In March 1921, mine owners reduced pay by 50% and when workers refused to accept this they  were locked out. Inspired by Dick, Kerr and St Helens many more teams were formed, in part to  provide financial support for mining communities. According to Jacobs the miners’ lockout  politicised women’s football. This was a working class game, based in industrial heartlands, and it  shifted easily from patriotic support for the war wounded to politically motivated fund raising. 

Fixtures were arranged to provide relief for the families of striking workers: in Swansea, where  25,000 people attended, Cardiff (18,000) and Kilmarnock (15,000). In St Helens and other South  Lancashire mining towns “pea soup” matches were played by women’s teams to raise money for the  soup kitchens which fed miners’ children. Alice’s own family as well as her wider community was  benefitting from the welfare generated by the sport that she had helped to popularise. 

Did these demonstrations of solidarity with their suffering neighbours persuade the coalition  government to act to end this means of supporting industrial action? Although there is no written evidence for any government intervention, it is not hard to see that the government would have  been irritated by a women’s game which was now aligning itself with the Labour movement. And  there is no doubt that the FA’s ban on women staging matches in large stadiums drastically reduced  the amount of relief that miners and their families could receive. 

The FA ban did not stop women playing football, indeed, they carried on playing with as much  enthusiasm and skill as before, but without the ability to attract large crowds and the significant  press coverage that playing at major stadiums brought, women’s football was marginalised. 

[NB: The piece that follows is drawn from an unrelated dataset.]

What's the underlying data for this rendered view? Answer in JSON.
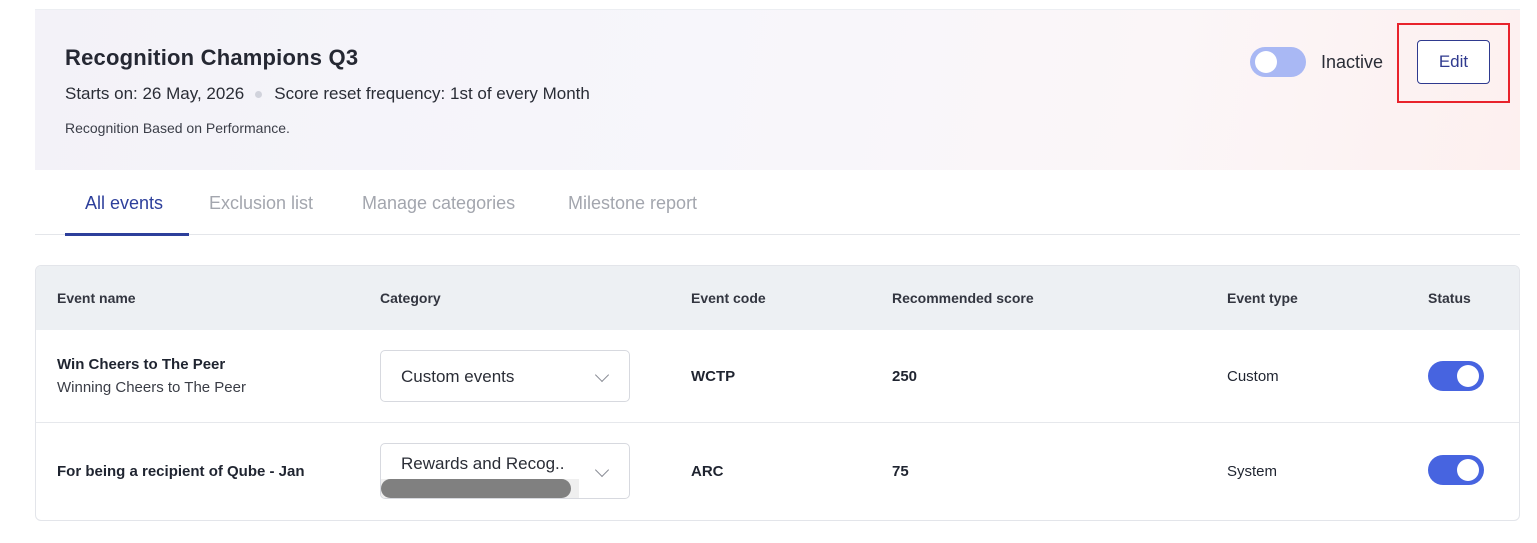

The FA ban was revoked in 1972, but it is only now that women’s football is starting to recover the  level of media coverage and status that it enjoyed a century ago. It is still not clear exactly what  motivated the FA to prevent women from enjoying their chosen sport at its grounds; but it was  hugely effective at diminishing the status of the women’s game, as well as having a severely 

detrimental effect on the welfare of ex-servicemen and striking miners. The ban was also disturbing  to others who loved the game and hated to see it belittled. Major Cecil Kent, a former football club  secretary from Liverpool, wrote to the FA in 1921, asking, “Why have the FA got their knife into girls’  football? What have the girls done except raise large sums for charity and play the game? Are their  feet heavier on the turf than men’s feet?”